Traditional dental bridges consist of one or more pontic teeth (artificial teeth) held in place by dental crowns on adjacent natural teeth. This type of bridge is suitable when there are strong and healthy teeth on both sides of the gap.
Cantilever bridges are similar to traditional bridges but are supported by dental crowns on only one side of the gap. This is a suitable option when there is only one adjacent tooth available for support.
Also known as resin-bonded bridges, Maryland bridges use a metal or porcelain framework bonded to the back of adjacent teeth, eliminating the need for dental crowns. This type of bridge is a conservative option but may not be suitable for all cases.
Implant-supported bridges are anchored to dental implants surgically placed in the jawbone. This option is suitable for individuals with multiple missing teeth in a row and offers stability and durability comparable to natural teeth.
FAQs about Dental Bridges
1. How long do dental bridges last?
Dental bridges can last between 5 to 15 years or more, depending on factors such as oral hygiene, bite forces, and the type of bridge. Regular dental check-ups and proper care can extend the lifespan of a dental bridge.
2. Is the process of getting a dental bridge painful?
The process of getting a dental bridge is typically not painful. Local anaesthesia is used during tooth preparation, and any discomfort during the procedure is minimal. After the bridge is placed, some temporary sensitivity may occur but should subside.

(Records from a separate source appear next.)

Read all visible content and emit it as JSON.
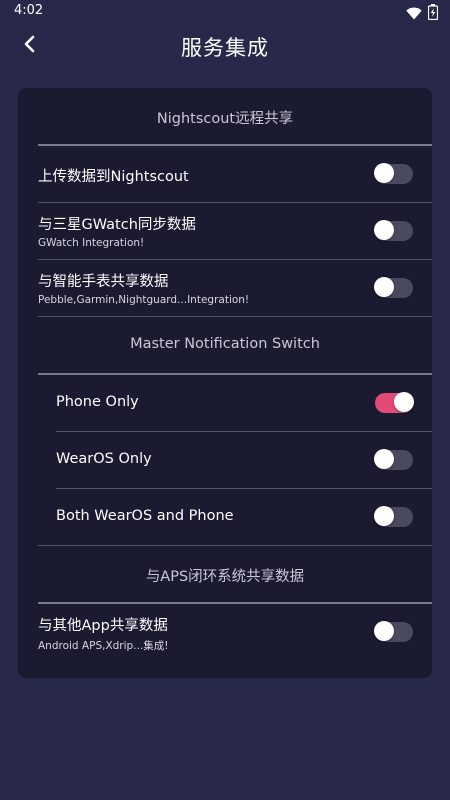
{
  "status_bar": {
    "time": "4:02",
    "icons": [
      "wifi-icon",
      "battery-charging-icon"
    ]
  },
  "header": {
    "back_icon": "chevron-left-icon",
    "title": "服务集成"
  },
  "colors": {
    "background": "#28284a",
    "card": "#1a1a30",
    "toggle_on": "#e24b78",
    "toggle_off": "#4a4a5e"
  },
  "sections": {
    "nightscout": {
      "title": "Nightscout远程共享",
      "items": [
        {
          "label": "上传数据到Nightscout",
          "sub": "",
          "enabled": false
        },
        {
          "label": "与三星GWatch同步数据",
          "sub": "GWatch Integration!",
          "enabled": false
        },
        {
          "label": "与智能手表共享数据",
          "sub": "Pebble,Garmin,Nightguard...Integration!",
          "enabled": false
        }
      ]
    },
    "notification": {
      "title": "Master Notification Switch",
      "items": [
        {
          "label": "Phone Only",
          "enabled": true
        },
        {
          "label": "WearOS Only",
          "enabled": false
        },
        {
          "label": "Both WearOS and Phone",
          "enabled": false
        }
      ]
    },
    "aps": {
      "title": "与APS闭环系统共享数据",
      "items": [
        {
          "label": "与其他App共享数据",
          "sub": "Android APS,Xdrip...集成!",
          "enabled": false
        }
      ]
    }
  }
}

3. Can I eat normally with a dental bridge?
Yes, you can eat normally with a dental bridge. However, it’s advisable to avoid excessively hard or sticky foods that may put excessive stress on the bridge. Maintaining good oral hygiene and regular dental check-ups are essential for the bridge’s longevity.
4. Are there any risks associated with dental bridges?
While dental bridges are generally safe, some risks include potential damage to supporting teeth, decay beneath the bridge, or complications with the bridge itself. Regular dental visits can help monitor and address any issues promptly.
5. Can I get a bridge if I have gum disease?
It’s essential to address gum disease before getting a dental bridge. If gum disease is present, it can lead to complications such as loosening of the bridge or damage to supporting teeth. Treating gum disease is crucial for the success of the bridge.
6. How do I care for a dental bridge?
Caring for a dental bridge involves maintaining good oral hygiene practices, including regular brushing and flossing. Cleaning around the bridge and beneath the pontic tooth is crucial. Dental check-ups help monitor the bridge’s condition and address any concerns.
7. Can a dental bridge be repaired if it gets damaged?
In some cases, a damaged dental bridge can be repaired. However, the extent of the damage and the type of bridge will determine if repair is possible. Consulting with your dentist promptly is essential if you suspect an issue with your bridge.
8. Will a dental bridge affect my speech?
In most cases, a dental bridge should not significantly impact speech. However, some individuals may experience an adjustment period where speech may feel different initially. With time, most people adapt to the presence of the bridge.
9. Can I whiten a dental bridge?
Dental bridges, especially those made of porcelain, do not respond to traditional teeth whitening methods. If the colour of the bridge becomes a concern, replacement or alternative cosmetic treatments may be considered.
10. Are dental bridges expensive?
The cost of dental bridges varies depending on factors such as the type of bridge, materials used, and the complexity of the case. Dental insurance may cover a portion of the cost. Discussing financial aspects with your dentist is advisable.
A dental bridge is a versatile and effective solution for addressing the aesthetic, functional, and oral health concerns associated with missing teeth. Whether you’ve lost a single tooth or multiple teeth in a row, a dental bridge can restore your smile, maintain proper bite alignment, and prevent complications associated with tooth loss. If you’re considering a dental bridge or have specific questions about your dental needs, consulting with our dentist is the first step toward achieving a healthier and more confident smile.